Demand to learn Chinese increases among businessmen
Sagar Bahadur, 25, learnt Chinese three years ago, when he was studying in Singapore. Today he is convinced that for excelling in the corporate world, knowledge of Chinese language is a must. Sagar is just one of growing tribe of Chinese learners.delhi Updated: Aug 05, 2012 19:23 IST
Sagar Bahadur, 25, learnt Chinese three years ago, when he was studying in Singapore. Today he is convinced that for excelling in the corporate world, knowledge of Chinese language is a must. Sagar is just one of growing tribe of Chinese learners.
“China finds a mention in almost all case studies, business conversations. Infact when anyone consults me where to expand in terms of business, the first country that strikes me is China. We all know that China will be superpower in the next few years. And if we know Chinese, it will be so much easier to explore the synergies,” Sagar who is now studying Chinese in a local institute said.
Forget the traditional foreign languages—French, German and Spanish which one picked mainly as a hobby or to become translators. Chinese is now emerging as a hot choice both among students and businessmen to broaden one’s professional skills.
Agrees prof Anita Sharma, head of Department of East Asia studies, Delhi University. “ When I was learning Chinese, several decades back, there were just 2-3 students in the class. Today the number of students who are learning Chinese in Delhi University has increased by more than three times in the last three years.
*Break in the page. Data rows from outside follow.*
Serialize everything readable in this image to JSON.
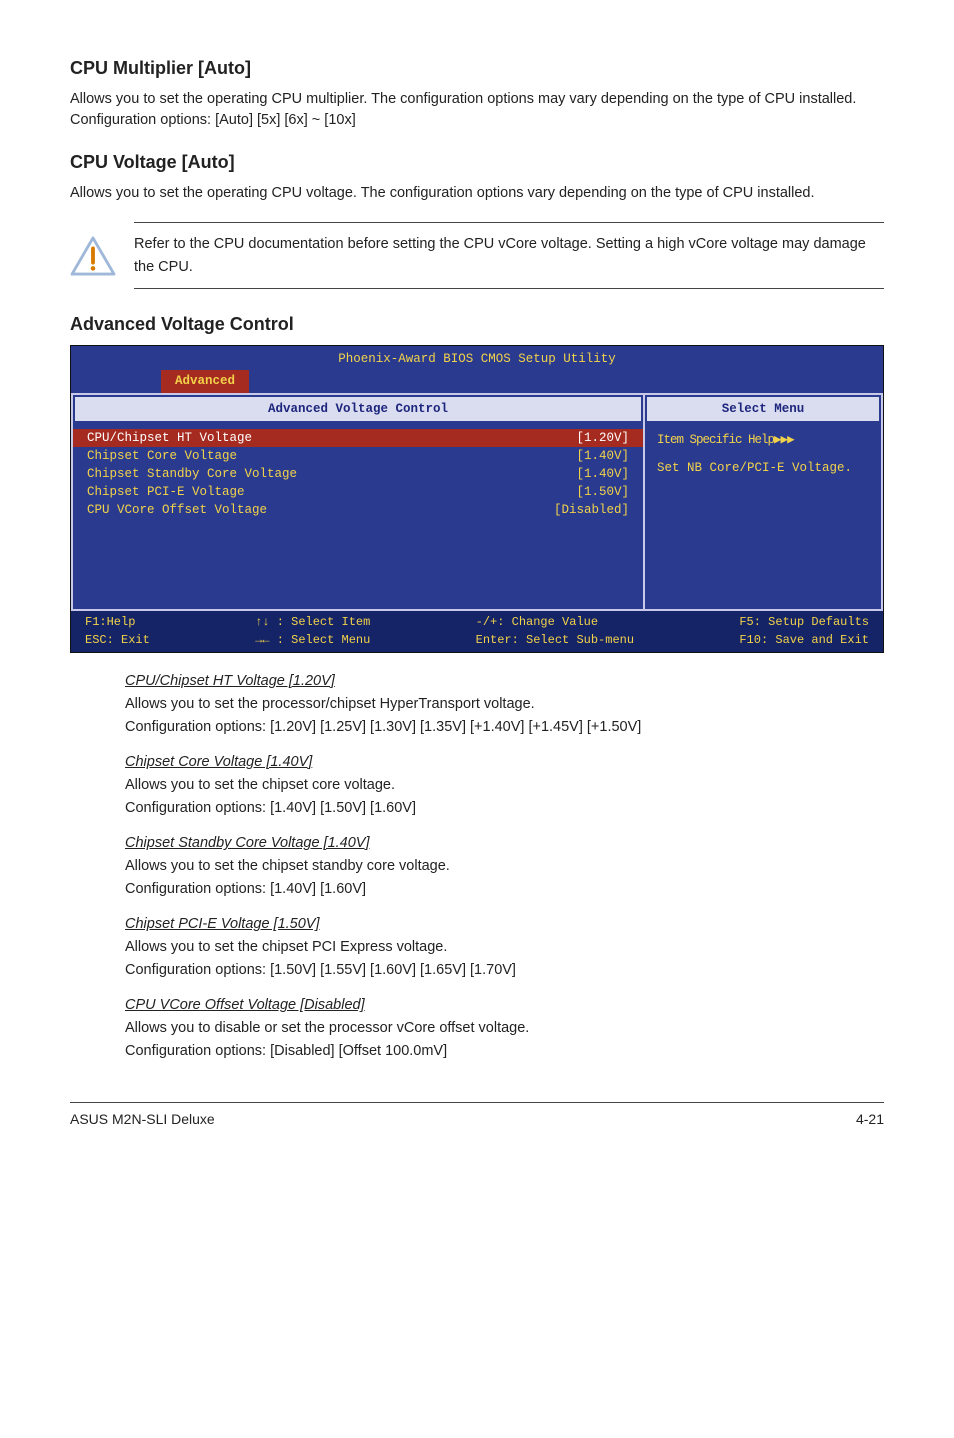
{
  "sections": {
    "cpu_multiplier": {
      "heading": "CPU Multiplier [Auto]",
      "body": "Allows you to set the operating CPU multiplier. The configuration options may vary depending on the type of CPU installed. Configuration options: [Auto] [5x] [6x] ~ [10x]"
    },
    "cpu_voltage": {
      "heading": "CPU Voltage [Auto]",
      "body": "Allows you to set the operating CPU voltage. The configuration options vary depending on the type of CPU installed."
    },
    "note": "Refer to the CPU documentation before setting the CPU vCore voltage. Setting a high vCore voltage may damage the CPU.",
    "advanced_heading": "Advanced Voltage Control"
  },
  "bios": {
    "title": "Phoenix-Award BIOS CMOS Setup Utility",
    "tab": "Advanced",
    "left_header": "Advanced Voltage Control",
    "right_header": "Select Menu",
    "fields": [
      {
        "label": "CPU/Chipset HT Voltage",
        "value": "[1.20V]",
        "selected": true
      },
      {
        "label": "Chipset Core Voltage",
        "value": "[1.40V]",
        "selected": false
      },
      {
        "label": "Chipset Standby Core Voltage",
        "value": "[1.40V]",
        "selected": false
      },
      {
        "label": "Chipset PCI-E Voltage",
        "value": "[1.50V]",
        "selected": false
      },
      {
        "label": "CPU VCore Offset Voltage",
        "value": "[Disabled]",
        "selected": false
      }
    ],
    "help1": "Item Specific Help▶▶▶",
    "help2": "Set NB Core/PCI-E Voltage.",
    "footer": {
      "c1a": "F1:Help",
      "c1b": "ESC: Exit",
      "c2a": "↑↓ : Select Item",
      "c2b": "→← : Select Menu",
      "c3a": "-/+: Change Value",
      "c3b": "Enter: Select Sub-menu",
      "c4a": "F5: Setup Defaults",
      "c4b": "F10: Save and Exit"
    }
  },
  "subitems": [
    {
      "title": "CPU/Chipset HT Voltage [1.20V]",
      "l1": "Allows you to set the processor/chipset HyperTransport voltage.",
      "l2": "Configuration options: [1.20V] [1.25V] [1.30V] [1.35V] [+1.40V] [+1.45V] [+1.50V]"
    },
    {
      "title": "Chipset Core Voltage [1.40V]",
      "l1": "Allows you to set the chipset core voltage.",
      "l2": "Configuration options: [1.40V] [1.50V] [1.60V]"
    },
    {
      "title": "Chipset Standby Core Voltage [1.40V]",
      "l1": "Allows you to set the chipset standby core voltage.",
      "l2": "Configuration options:  [1.40V] [1.60V]"
    },
    {
      "title": "Chipset PCI-E Voltage [1.50V]",
      "l1": "Allows you to set the chipset PCI Express voltage.",
      "l2": "Configuration options: [1.50V] [1.55V] [1.60V] [1.65V] [1.70V]"
    },
    {
      "title": "CPU VCore Offset Voltage [Disabled]",
      "l1": "Allows you to disable or set the processor vCore offset voltage.",
      "l2": "Configuration options: [Disabled] [Offset 100.0mV]"
    }
  ],
  "footer": {
    "left": "ASUS M2N-SLI Deluxe",
    "right": "4-21"
  }
}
Infact besides our department five more colleges had to start teaching Chinese because of the growing demand.”
Maintaining that the growth in economic relation between India and China had been a major factor in the demand to learn Chinese she said: “ You will be surprised many students are learning Chinese for their research work.”
Says a Chinese teacher: “Many people who are in business are asking their children to learn Chinese. I have many students who are businessmen themselves. The global business market has been captured by China. So any ambitious businessman cannot afford not to know Chinese,’
Observing that the number of student enrolment in her institute had increased by nearly 50% in the last three years, Purnima Garg, director of The Chinese Language Institute says: “ Research shows that study of Chinese, develops both sides of the brain. Trade between India and China is booming. So anyone who is interested in international trade has to learn Chinese. I however try to keep my batch small so that the language is understood properly.”
And it not just teenagers and middle age businessmen who are learning Chinese. The Rashtriya Military School Chail has introduced Chinese language for its 6th grade students as a pilot project from April this year. The fundamental theory behind introducing this is that if the cadet is skilled in the language it will be an added asset for him when he joins the defence service.